▶ [Work task]: The answer must consist of every line from the entries below that contains the word "Look".

Items listed in a dataset:
+ + + + +

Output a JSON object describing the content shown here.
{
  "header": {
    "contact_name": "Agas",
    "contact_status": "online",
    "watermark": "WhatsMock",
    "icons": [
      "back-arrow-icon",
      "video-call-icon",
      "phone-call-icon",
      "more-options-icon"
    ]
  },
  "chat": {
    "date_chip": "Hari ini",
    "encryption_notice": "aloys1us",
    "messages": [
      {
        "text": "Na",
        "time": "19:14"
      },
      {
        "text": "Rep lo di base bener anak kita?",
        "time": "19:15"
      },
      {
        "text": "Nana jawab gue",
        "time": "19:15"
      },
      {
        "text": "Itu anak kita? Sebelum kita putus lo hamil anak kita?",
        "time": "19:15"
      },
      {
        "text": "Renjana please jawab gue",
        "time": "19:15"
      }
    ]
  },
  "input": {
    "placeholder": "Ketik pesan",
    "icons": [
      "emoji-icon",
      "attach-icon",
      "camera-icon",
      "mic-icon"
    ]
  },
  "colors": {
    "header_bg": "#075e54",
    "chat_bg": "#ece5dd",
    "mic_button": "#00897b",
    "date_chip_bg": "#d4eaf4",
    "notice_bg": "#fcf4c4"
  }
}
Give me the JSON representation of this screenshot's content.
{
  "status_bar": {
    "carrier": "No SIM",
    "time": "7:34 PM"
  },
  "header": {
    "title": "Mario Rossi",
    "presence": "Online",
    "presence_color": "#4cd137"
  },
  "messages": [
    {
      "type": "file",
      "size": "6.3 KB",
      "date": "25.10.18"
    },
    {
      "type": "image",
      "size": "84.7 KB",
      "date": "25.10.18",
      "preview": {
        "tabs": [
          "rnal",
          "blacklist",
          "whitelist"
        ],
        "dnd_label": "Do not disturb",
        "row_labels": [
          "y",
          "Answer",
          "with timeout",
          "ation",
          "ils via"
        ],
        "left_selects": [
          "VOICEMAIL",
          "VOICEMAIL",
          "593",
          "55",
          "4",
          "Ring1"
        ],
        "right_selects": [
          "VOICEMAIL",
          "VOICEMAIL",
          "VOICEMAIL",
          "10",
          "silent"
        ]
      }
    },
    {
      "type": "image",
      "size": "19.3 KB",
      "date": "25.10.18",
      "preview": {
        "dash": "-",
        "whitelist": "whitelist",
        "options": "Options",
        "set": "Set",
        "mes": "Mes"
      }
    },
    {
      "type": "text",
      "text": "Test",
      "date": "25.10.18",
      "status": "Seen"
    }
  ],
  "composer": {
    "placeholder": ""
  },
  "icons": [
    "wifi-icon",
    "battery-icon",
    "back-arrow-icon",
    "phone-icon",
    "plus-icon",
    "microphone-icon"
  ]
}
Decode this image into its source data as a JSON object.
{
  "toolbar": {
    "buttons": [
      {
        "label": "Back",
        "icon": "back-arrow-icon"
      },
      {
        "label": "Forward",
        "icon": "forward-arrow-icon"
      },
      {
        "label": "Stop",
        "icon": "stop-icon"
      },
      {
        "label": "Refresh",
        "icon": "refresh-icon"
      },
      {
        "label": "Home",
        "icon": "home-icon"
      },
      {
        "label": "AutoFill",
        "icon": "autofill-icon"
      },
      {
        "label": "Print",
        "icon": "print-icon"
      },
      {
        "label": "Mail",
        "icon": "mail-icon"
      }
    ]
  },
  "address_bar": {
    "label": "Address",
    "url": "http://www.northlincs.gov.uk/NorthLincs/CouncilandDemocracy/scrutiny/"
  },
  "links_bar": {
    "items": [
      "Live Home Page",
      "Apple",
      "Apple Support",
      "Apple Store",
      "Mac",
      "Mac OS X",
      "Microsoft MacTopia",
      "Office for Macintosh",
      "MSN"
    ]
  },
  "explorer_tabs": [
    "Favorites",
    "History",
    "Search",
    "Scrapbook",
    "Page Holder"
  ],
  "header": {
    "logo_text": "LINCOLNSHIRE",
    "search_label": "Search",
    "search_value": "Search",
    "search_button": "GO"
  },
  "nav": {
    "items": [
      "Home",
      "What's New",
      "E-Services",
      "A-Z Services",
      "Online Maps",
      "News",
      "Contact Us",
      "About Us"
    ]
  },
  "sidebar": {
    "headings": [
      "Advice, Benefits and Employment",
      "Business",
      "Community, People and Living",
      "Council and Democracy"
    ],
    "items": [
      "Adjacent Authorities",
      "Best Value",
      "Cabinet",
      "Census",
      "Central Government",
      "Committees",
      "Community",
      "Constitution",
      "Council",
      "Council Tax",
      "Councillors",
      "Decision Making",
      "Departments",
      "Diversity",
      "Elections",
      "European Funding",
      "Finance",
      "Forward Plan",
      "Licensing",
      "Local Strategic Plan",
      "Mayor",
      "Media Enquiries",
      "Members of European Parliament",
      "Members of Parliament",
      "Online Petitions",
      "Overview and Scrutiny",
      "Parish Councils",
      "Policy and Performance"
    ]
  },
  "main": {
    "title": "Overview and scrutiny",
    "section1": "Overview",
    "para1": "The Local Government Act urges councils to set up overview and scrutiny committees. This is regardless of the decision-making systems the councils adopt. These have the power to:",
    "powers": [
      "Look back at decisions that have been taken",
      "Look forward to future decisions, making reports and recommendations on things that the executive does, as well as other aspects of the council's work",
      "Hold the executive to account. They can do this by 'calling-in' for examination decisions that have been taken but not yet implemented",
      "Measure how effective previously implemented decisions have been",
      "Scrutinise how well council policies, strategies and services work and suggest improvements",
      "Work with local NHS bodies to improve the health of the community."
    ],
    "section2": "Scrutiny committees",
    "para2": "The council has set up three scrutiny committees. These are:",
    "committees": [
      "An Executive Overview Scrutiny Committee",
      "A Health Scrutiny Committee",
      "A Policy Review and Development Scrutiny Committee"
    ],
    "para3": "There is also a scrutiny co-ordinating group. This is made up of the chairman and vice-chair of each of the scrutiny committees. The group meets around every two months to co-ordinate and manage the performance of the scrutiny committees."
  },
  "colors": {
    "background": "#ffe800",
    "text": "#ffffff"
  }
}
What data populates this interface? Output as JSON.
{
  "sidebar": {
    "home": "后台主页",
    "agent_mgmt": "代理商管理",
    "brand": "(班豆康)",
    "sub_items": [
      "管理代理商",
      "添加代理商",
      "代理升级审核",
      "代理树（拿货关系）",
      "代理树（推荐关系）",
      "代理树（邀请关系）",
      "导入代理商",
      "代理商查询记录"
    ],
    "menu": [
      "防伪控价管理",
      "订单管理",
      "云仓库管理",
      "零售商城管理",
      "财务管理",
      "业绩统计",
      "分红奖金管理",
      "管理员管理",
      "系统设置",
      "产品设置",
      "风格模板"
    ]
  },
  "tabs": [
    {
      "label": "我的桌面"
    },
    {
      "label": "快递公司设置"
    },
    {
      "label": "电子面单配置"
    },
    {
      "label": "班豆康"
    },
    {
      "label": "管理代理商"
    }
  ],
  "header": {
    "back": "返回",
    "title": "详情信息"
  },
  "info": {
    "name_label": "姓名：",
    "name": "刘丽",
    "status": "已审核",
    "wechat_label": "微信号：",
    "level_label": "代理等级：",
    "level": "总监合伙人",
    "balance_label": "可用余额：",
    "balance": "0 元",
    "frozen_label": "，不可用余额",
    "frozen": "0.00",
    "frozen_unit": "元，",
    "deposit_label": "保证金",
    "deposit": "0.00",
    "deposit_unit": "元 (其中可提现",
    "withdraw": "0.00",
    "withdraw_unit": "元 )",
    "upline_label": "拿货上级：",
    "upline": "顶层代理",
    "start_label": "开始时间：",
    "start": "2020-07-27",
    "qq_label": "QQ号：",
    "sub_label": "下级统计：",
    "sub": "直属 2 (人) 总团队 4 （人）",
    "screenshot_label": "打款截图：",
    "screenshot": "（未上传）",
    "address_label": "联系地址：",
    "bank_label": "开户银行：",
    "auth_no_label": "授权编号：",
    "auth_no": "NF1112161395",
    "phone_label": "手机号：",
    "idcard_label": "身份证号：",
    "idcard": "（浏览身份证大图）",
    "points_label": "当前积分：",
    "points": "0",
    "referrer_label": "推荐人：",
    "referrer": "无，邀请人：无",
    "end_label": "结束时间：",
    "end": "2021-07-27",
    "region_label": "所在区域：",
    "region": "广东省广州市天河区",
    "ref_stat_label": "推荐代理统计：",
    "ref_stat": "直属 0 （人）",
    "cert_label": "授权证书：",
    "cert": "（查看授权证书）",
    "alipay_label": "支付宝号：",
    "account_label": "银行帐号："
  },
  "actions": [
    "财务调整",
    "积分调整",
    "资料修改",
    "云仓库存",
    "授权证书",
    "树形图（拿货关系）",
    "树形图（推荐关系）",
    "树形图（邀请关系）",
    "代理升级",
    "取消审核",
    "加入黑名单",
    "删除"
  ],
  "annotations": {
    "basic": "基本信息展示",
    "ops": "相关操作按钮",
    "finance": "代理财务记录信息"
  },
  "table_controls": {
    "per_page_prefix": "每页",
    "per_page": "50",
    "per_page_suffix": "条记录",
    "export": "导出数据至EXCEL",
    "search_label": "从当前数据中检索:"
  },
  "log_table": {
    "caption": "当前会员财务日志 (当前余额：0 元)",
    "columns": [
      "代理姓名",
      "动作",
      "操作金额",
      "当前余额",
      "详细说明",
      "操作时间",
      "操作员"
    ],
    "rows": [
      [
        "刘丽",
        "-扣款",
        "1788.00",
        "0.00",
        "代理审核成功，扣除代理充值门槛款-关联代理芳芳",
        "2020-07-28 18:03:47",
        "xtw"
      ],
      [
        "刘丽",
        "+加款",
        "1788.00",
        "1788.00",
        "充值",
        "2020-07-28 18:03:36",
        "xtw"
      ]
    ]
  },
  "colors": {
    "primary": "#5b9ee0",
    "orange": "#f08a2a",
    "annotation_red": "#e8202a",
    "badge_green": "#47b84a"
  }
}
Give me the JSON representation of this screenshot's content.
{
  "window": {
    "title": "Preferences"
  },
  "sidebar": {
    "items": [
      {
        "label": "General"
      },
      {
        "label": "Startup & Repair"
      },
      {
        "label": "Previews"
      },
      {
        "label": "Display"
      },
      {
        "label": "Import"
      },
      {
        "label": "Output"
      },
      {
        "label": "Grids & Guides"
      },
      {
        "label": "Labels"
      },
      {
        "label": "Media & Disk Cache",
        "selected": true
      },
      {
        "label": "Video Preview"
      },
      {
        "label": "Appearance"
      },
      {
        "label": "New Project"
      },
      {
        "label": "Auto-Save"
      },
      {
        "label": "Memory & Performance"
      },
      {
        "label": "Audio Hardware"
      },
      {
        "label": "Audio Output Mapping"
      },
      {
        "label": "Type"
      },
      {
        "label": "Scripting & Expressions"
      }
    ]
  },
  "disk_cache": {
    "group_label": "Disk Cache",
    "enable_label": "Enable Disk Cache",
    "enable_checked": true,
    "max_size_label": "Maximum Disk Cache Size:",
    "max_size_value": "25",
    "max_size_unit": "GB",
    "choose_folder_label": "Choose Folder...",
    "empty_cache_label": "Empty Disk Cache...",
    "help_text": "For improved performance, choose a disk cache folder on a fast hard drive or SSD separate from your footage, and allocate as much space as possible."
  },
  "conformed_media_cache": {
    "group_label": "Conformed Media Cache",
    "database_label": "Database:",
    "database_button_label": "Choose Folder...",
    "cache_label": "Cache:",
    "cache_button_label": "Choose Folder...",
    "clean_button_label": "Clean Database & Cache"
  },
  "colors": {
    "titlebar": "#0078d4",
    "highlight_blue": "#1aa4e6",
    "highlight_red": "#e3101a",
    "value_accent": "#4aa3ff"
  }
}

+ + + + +

▶ [Task response]:
      "Look back at decisions that have been taken",
      "Look forward to future decisions, making reports and recommendations on things that the executive does, as well as other aspects of the council's work",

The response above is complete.